Processes also need to change. “Manufacturers need to realise that customers don’t want to own their product any more; they want the outcome and the experience instead,” adds Botham. “That could mean offering them product-leasing contracts, a pay-as-you-use service or output-based service contracts. Manufacturers ask me what do these contracts look like, and how do they create and price them, given they’re carrying more business risk?”
“Manufacturers need to realise that customers don’t want to own their product any more; they want the outcome and the experience instead”Adrian Botham, servitisation specialist, Servispart Consulting
They are also worried that the old model of making, selling products and receiving immediate cash flow to recoup the investment is altered.
“In a world where you don’t sell the kit and just charge a fee over the length of a contract then you have a financial hole in your cash flow,” says Botham. “How do you finance it? That’s another question to think about.”
Bourne says manufacturers, when trying to work out what to charge for their service, need to take a three-year view and assess factors such as how many times they will have to visit a customer’s site to carry out maintenance, and the cost of developing a software solution.
Dr Ali Bigdeli of the Advanced Services Group at Aston Business School agrees that manufacturers can face ‘scary’ challenges when it comes to adopting servitisation.
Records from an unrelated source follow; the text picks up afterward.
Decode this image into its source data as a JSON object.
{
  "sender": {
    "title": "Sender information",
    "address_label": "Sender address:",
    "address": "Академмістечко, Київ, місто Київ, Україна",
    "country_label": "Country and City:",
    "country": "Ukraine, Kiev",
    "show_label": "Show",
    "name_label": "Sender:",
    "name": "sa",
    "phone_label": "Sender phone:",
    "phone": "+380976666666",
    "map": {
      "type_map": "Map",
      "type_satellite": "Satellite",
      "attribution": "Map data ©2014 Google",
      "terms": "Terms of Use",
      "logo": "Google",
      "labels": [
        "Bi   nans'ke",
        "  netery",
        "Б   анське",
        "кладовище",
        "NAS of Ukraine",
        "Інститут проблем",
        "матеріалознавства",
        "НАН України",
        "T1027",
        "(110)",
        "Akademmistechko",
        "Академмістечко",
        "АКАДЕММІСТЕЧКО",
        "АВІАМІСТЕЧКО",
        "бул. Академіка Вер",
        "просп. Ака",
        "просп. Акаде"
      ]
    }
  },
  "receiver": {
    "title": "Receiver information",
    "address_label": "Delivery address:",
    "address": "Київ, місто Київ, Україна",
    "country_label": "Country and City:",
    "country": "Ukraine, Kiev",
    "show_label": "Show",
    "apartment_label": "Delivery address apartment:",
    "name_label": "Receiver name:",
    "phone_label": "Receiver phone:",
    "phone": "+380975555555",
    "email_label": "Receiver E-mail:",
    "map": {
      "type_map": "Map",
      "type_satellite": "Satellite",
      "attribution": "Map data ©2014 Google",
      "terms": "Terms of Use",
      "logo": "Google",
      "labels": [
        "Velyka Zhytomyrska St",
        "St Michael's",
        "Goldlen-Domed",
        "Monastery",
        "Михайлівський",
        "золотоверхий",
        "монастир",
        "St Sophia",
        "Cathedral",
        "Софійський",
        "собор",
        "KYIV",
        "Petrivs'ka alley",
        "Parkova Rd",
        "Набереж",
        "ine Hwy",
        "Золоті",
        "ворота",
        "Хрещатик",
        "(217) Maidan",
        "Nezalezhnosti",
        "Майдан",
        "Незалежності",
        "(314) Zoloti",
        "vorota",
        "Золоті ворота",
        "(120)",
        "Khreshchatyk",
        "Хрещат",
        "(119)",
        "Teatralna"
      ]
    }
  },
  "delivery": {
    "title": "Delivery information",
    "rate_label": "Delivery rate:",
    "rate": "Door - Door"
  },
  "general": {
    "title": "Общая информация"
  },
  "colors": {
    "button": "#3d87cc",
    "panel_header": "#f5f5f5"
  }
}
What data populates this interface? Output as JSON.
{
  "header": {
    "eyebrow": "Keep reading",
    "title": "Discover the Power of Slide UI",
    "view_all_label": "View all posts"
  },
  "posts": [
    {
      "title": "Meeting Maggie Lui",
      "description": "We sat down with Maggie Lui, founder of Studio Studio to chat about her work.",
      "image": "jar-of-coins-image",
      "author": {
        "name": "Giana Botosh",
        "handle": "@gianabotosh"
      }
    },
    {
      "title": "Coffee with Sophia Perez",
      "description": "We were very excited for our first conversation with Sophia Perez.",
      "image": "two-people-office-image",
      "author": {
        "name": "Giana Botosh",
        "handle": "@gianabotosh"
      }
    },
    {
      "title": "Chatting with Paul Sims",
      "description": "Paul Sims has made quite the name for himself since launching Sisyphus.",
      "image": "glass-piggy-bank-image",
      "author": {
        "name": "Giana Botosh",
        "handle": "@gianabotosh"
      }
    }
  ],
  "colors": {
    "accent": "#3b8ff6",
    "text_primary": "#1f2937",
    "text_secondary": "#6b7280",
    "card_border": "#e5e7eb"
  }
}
Its Advanced Services Group runs a servitisation programme for Black Country manufacturing SMEs.
“We work with manufacturers identifying how servitisation will help, what revenue and process models are required and what organisational change will be needed,” Bigdeli explains. “They can be complex contracts and it does prove a challenge to SMEs. They are also concerned about how to change the mindset of an organisation, finding people with the skills of selling services and how they can best finance these initiatives.”
If manufacturers have developed unique processes or software, they might be able to leverage these intangible assets with IP lending, a new and niche form of asset finance.
Bigdeli stresses the financial benefits of servitisation. “You get recurring revenues from customers on service contracts, which improves your financial sustainability,” he says. “It helps you deal better with cyclical downturns. You also have to be very close to your customer, so that leads to more localisation of manufacturing and a more circular supply chain.”
Of the manufacturers it has worked with on the programme, Bigdeli says they saw an overall productivity improvement of 16%.
One of the firms on the Aston programme was Birmingham-based UV Light Technology, which makes products such as UV hand lamps for clients ranging from engineers to auction houses. It began looking at servitisation five years ago and now offers its customers training, equipment hire and performance advisory services by remotely monitoring products.
“It’s a step-by-step process because it can be complex,” says managing director Paul Jackson. “We’ve upskilled our people and engaged in strategic alliances with technology providers. We’ve increased cross-functional work because it isn’t just about production any more; it’s about service and monitoring as well.”
The firm’s next stage is to offer more advanced services such as predictive maintenance.
Jackson says servitisation has led to closer customer relationships and boosted profit margins. “It protects our business from commoditisation and gives us a better value proposition. There’s more appetite for customer services now,” he says. “It’s the perfect storm and we need to be in that space.”
Botham agrees. “It’s no longer having a better widget than your competitor or making it cheapest. It’s how do we satisfy and service our customers? You can’t afford to stick your head in the sand.”
Manufacturing and Automotive